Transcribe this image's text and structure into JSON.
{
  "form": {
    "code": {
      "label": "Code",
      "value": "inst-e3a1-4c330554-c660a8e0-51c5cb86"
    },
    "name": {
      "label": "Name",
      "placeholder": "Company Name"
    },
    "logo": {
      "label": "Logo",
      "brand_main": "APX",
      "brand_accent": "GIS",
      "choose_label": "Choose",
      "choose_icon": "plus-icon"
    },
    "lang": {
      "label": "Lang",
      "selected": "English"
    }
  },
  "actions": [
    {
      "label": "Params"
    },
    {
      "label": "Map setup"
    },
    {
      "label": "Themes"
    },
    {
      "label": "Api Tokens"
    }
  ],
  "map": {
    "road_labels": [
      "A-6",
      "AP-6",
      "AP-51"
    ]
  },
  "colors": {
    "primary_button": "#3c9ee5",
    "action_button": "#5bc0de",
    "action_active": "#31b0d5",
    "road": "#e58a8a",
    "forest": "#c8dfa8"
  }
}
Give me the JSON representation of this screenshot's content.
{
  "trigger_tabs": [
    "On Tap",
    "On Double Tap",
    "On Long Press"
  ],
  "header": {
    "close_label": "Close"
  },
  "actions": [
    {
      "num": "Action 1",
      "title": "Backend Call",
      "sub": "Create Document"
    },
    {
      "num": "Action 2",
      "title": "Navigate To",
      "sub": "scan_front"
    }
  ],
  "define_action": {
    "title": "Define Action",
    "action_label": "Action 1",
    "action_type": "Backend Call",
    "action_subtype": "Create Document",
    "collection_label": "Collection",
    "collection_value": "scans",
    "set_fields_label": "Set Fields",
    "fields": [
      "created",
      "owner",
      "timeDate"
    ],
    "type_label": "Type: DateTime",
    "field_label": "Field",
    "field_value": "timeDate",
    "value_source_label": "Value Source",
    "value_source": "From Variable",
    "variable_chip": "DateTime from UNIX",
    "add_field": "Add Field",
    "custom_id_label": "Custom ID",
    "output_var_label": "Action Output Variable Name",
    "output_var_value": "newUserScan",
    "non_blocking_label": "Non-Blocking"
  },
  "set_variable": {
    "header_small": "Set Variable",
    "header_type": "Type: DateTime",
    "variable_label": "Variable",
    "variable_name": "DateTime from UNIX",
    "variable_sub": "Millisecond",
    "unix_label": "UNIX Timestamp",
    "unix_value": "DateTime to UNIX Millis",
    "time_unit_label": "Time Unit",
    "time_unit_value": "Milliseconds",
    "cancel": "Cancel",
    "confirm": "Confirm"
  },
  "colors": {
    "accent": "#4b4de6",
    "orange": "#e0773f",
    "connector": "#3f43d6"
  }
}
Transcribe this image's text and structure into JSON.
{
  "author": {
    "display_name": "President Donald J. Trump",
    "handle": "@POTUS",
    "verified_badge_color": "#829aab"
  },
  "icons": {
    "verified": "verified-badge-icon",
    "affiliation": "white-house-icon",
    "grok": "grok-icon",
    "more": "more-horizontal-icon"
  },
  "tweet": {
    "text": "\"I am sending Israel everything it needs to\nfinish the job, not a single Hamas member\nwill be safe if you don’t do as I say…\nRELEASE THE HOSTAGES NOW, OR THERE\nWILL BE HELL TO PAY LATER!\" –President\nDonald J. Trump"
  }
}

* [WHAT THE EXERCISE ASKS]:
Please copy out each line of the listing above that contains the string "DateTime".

* [SOLUTION FOR THIS TASK]:
    "type_label": "Type: DateTime",
    "variable_chip": "DateTime from UNIX",
    "header_type": "Type: DateTime",
    "variable_name": "DateTime from UNIX",
    "unix_value": "DateTime to UNIX Millis",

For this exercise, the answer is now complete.